The student essays tell stories that echo these narratives: plastic eggs in an Easter basket reveal the power of centripetal force; experiments with baking illuminate the geology of planets; LEGO bricks model worlds, carefully engineered and colonized. In two essays that frame the collection, Turkle tells a story of inspiration and connection through objects that is often neglected in standard science education and in our preoccupation with the virtual.

All of these voices – students and mentors – testify to the power of objects to awaken and inform young scientific minds. A truth that is simple, intuitive, and easily overlooked.

Essays by: Susan Hockfield, Donald Ingber, Alan Kay, Sarah Kuhn, Donald Norman, Seymour Papert, Rosalind Picard, Moshe Safdie and MIT students from 1979 to the present.


The Inner History of Devices
edited and with an introduction by Sherry Turkle
FALL 2008
This volume brings together three traditions of listening – memoir, clinical writing, and fieldwork or ethnography – in essays that consider the ways in which technologies enter our lives. Each essay illuminates the subjective side of the technological experience, how what we have built is woven into our ways of seeing and being in the world.  Together they enable us to read the inner history of devices.

Such technologies as defibrillators, video games, medical simulations, and prosthetic eyes change images of self as well as cultural and social practices.  Each essay deepens our understanding of technology and self; each dramatizes the power of its genre to do so. 

An essay by Sherry Turkle argues for the centrality of memoir and clinical materials in the training of ethnographers, indeed for an “intimate ethnography” of scientific and technical endeavors. 
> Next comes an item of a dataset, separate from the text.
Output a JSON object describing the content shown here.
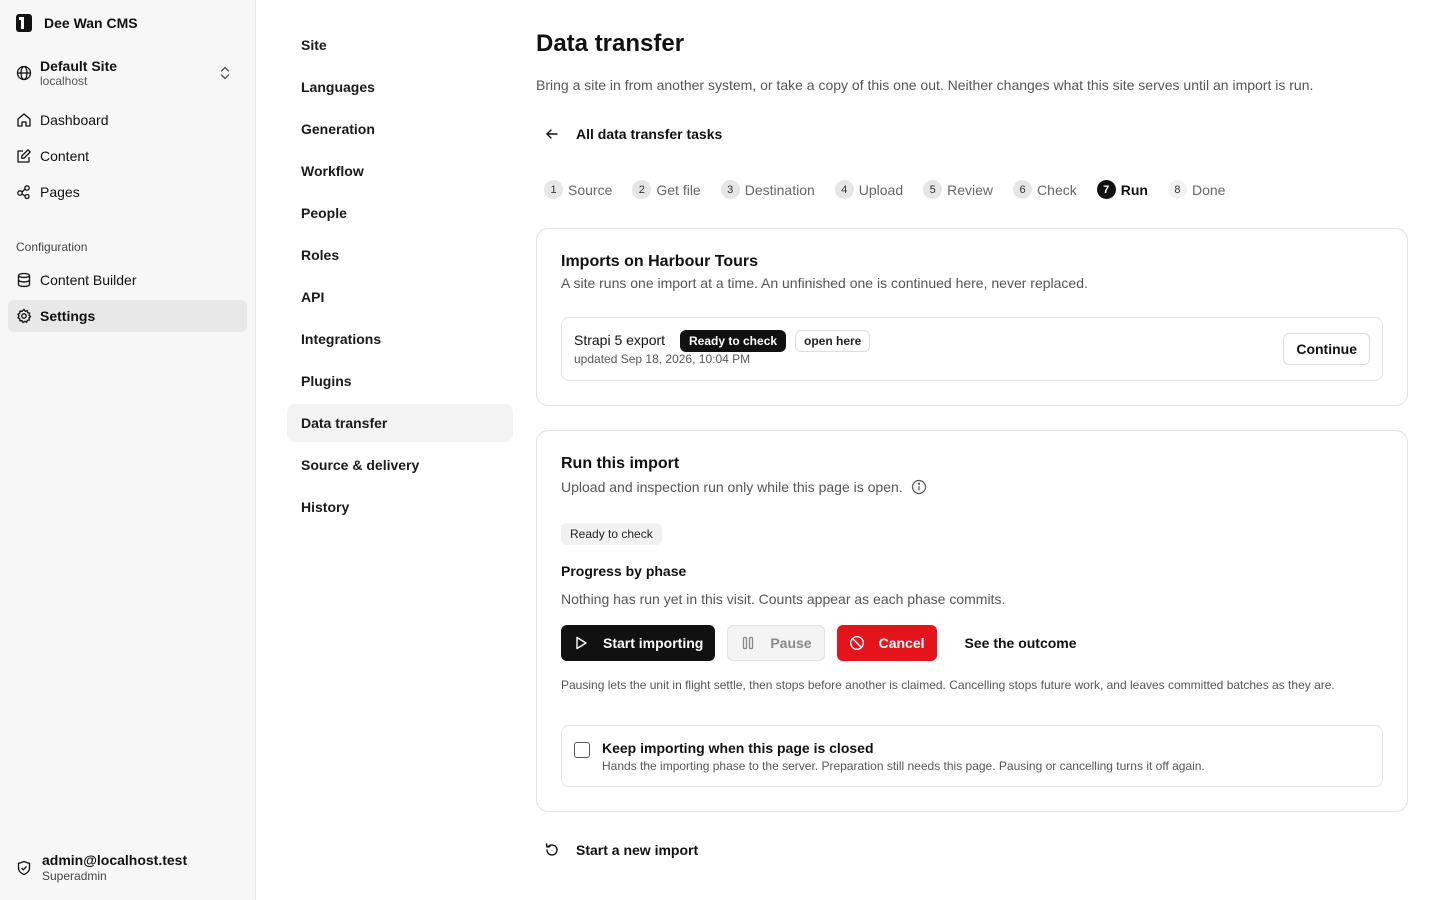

Essays by Alicia Kestrell Verlager, E. Cabell Hankinson Gathman, Nicholas A. Knouf, Orit Kuritsky-Fox, John Hamilton, Marsha H. Levy-Warren, Kimberlyn Leary, Anne Pollock, Rachel Prentice, Anita Chan, and Aslihan Sanal.


Simulation and Its Discontents
by Sherry Turkle (with additional essays by William J. Clancey, Stefan Helmreich, Yanni A. Loukissas, and Natasha Myers)
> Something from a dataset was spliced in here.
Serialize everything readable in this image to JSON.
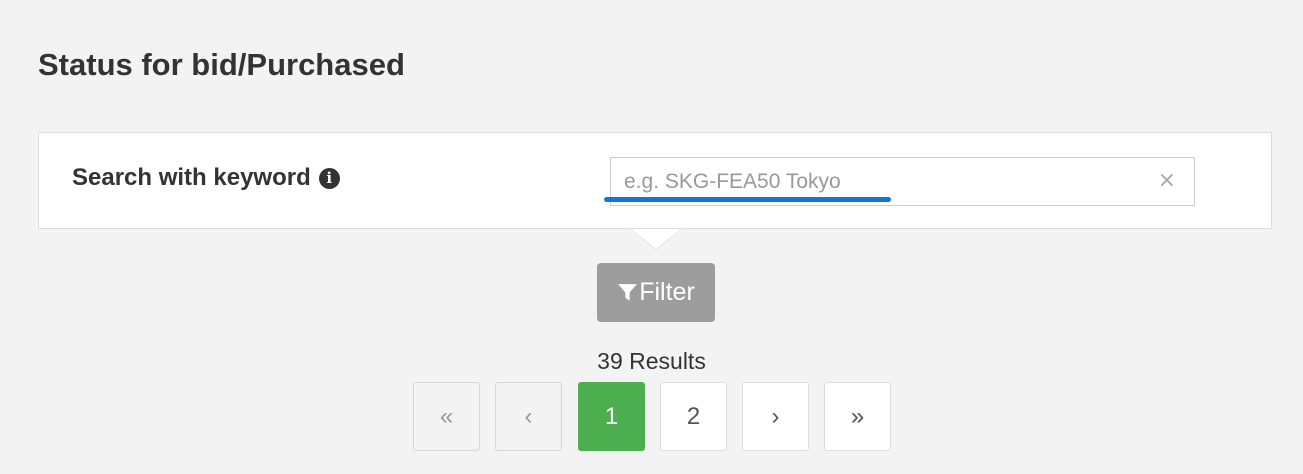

Simulation and visualization technologies have become fundamental tools in science, engineering, and design.  These tools construct new ways of knowing and alter the nature of professional identity.  This collection examines the tradeoffs when these new tools encourage new epistemologies.  Issues discussed include how simulation affects the cognitive and affective distance from objects of study, the impact of “black-boxing” on science, engineering, and design, the reallocation of expertise between professionals and technicians, and the conflicts among generations about the appropriate use of simulation and visualization.
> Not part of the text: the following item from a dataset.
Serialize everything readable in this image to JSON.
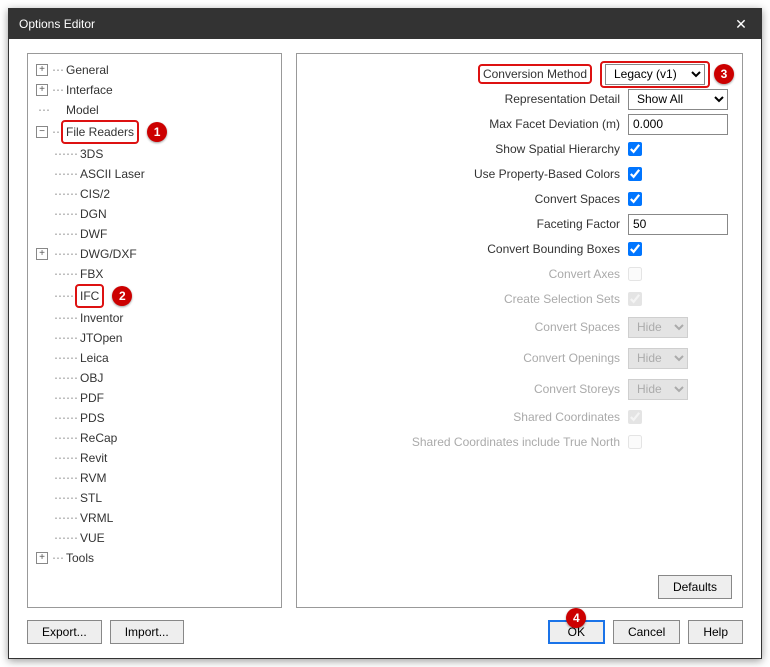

Cell Phones 
(Sherry Turkle, Principal Investigator)

Text to follow.


Audible Identities: How Musicians and Fans Co-Create Online Identities 
(Nate Greenslit, Principal Investigator)

In the wake of recent changes in the recording industry, musicians find themselves having to generate and perform online identities and engender online relationships with fans.  In just a few years, the Internet has transformed music-making and audience participation.  Gone is the elusive rock star model, replaced by everyday, seemingly intimate contact.  The modes of online relationships run the gamut from Twittering to blogging to online concerts, all of which acknowledge and recruit fan participation in novel ways.  "Audible Identities" seeks to understand how, in this new transmedia culture, musicians and fans co-create and negotiate images, identities, and cultural and personal meanings. 


Copyright © 2003 MIT Initiative on Technology and Self